*The task*
Retype the listing exactly, so that the copy matches it line for line.

*Task material*
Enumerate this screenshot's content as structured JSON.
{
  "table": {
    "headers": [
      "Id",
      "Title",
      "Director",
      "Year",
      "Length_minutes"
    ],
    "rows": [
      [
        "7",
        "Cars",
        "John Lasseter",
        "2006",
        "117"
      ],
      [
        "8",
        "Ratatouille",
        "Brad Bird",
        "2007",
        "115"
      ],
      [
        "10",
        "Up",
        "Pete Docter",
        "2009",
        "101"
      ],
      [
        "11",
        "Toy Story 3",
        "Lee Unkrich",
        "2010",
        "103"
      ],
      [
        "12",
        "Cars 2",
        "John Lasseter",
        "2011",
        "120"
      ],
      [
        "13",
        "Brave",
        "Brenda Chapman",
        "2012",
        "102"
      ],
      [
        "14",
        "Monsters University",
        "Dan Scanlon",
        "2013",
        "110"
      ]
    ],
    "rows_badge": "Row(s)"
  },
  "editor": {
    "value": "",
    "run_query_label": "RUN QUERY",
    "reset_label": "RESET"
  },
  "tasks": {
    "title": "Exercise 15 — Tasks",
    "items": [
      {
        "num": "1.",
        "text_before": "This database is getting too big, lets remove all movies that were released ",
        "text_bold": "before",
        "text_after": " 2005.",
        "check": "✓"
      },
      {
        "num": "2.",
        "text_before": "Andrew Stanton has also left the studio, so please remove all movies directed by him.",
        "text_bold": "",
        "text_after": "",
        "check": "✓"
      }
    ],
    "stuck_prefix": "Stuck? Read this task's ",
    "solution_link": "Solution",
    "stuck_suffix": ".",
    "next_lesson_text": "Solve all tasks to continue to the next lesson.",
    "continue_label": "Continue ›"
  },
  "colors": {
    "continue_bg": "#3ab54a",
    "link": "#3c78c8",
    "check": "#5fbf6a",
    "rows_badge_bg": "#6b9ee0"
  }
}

*Completed task*
Enumerate this screenshot's content as structured JSON.
{
  "table": {
    "headers": [
      "Id",
      "Title",
      "Director",
      "Year",
      "Length_minutes"
    ],
    "rows": [
      [
        "7",
        "Cars",
        "John Lasseter",
        "2006",
        "117"
      ],
      [
        "8",
        "Ratatouille",
        "Brad Bird",
        "2007",
        "115"
      ],
      [
        "10",
        "Up",
        "Pete Docter",
        "2009",
        "101"
      ],
      [
        "11",
        "Toy Story 3",
        "Lee Unkrich",
        "2010",
        "103"
      ],
      [
        "12",
        "Cars 2",
        "John Lasseter",
        "2011",
        "120"
      ],
      [
        "13",
        "Brave",
        "Brenda Chapman",
        "2012",
        "102"
      ],
      [
        "14",
        "Monsters University",
        "Dan Scanlon",
        "2013",
        "110"
      ]
    ],
    "rows_badge": "Row(s)"
  },
  "editor": {
    "value": "",
    "run_query_label": "RUN QUERY",
    "reset_label": "RESET"
  },
  "tasks": {
    "title": "Exercise 15 — Tasks",
    "items": [
      {
        "num": "1.",
        "text_before": "This database is getting too big, lets remove all movies that were released ",
        "text_bold": "before",
        "text_after": " 2005.",
        "check": "✓"
      },
      {
        "num": "2.",
        "text_before": "Andrew Stanton has also left the studio, so please remove all movies directed by him.",
        "text_bold": "",
        "text_after": "",
        "check": "✓"
      }
    ],
    "stuck_prefix": "Stuck? Read this task's ",
    "solution_link": "Solution",
    "stuck_suffix": ".",
    "next_lesson_text": "Solve all tasks to continue to the next lesson.",
    "continue_label": "Continue ›"
  },
  "colors": {
    "continue_bg": "#3ab54a",
    "link": "#3c78c8",
    "check": "#5fbf6a",
    "rows_badge_bg": "#6b9ee0"
  }
}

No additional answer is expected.